Manila, Sep 27 (EFE).- The Philippine Navy announced Wednesday it will hold annual military drills with the United States next week as tensions with China rise due to territorial disputes in the South China Sea.
US Navy ships USS Guardian (L) and USS Avenger (R) are docked for a port visit at the Puerto Princesa City port in Palawan province, western Philippines, 27 June 2011. EPA-EFE FILE/JASPER CAMACHO
The exercises will take place in the Navy’s area of operation south of the island of Luzon (where the capital, Manila, is located) during Oct. 2-13 “to further strengthen international defense cooperation and advance a rules-based international order,” the Navy said in a statement.
The exercises are “designed to further enhance the PN (Philippine Navy)’s naval warfare capabilities as the country’s offshore combat force for maritime security operations,” and will include anti-submarine, anti-surface, anti-air and electronic warfare.
In addition to the US and the Philippines, the navies of Japan, Australia, Canada, the United Kingdom, France and Australia will participate in maritime integration and combined interoperability training, while New Zealand and Indonesia will send observers.
Military exercises between the US and the Philippines are a common practice, framed within the mutual defense treaty that the countries signed in 1951.
However, this edition takes place after months of intensification in defense diplomacy between the US and the Philippines following the appointment of President Ferdinand Marcos Jr. last year, and amid a recent escalation of tensions with China over territorial disputes.
China warned the Philippines on Tuesday not to “stir up trouble” after the archipelago’s Coast Guard announced that it had removed a floating barrier that Manila accused Beijing of installing in its territorial waters of the South China Sea.
This is the latest episode in the tug-of-war between Beijing and Manila over territory in these waters, including the Scarborough Shoal, which China occupied in 2012 and which the Philippines claims is within its exclusive economic zone.
China claims territorial rights over almost the entire South China Sea, including the Paracel and Spratly archipelagos, a claim that overlaps with the 200-mile exclusive economic zones recognized under international law by countries such as the Philippines, Vietnam, and Malaysia.

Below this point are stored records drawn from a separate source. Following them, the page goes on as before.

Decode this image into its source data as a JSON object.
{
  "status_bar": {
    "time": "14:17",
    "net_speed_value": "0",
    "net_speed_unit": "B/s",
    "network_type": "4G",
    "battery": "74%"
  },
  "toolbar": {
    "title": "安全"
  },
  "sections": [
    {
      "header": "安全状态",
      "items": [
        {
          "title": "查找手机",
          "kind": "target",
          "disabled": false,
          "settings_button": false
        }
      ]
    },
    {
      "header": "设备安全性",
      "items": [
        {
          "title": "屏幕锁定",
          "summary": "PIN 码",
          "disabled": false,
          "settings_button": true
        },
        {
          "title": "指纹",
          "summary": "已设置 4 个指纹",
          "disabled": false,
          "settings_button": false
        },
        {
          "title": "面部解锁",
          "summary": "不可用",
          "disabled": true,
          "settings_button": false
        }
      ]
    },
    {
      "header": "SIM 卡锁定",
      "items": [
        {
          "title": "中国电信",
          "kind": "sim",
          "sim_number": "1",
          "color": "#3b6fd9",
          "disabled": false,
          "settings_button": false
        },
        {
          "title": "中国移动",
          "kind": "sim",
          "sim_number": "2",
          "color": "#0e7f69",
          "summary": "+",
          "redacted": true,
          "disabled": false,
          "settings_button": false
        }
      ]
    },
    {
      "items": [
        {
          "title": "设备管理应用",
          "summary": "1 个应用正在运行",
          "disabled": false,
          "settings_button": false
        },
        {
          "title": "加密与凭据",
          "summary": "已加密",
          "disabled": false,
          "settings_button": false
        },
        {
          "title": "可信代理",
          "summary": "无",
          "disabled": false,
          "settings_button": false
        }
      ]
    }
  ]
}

In 2016 the Permanent Court of Arbitration in The Hague sided with Manila in its complaint against the territorial claims of the Chinese authorities, a ruling that the Asian power has refused to abide by. EFE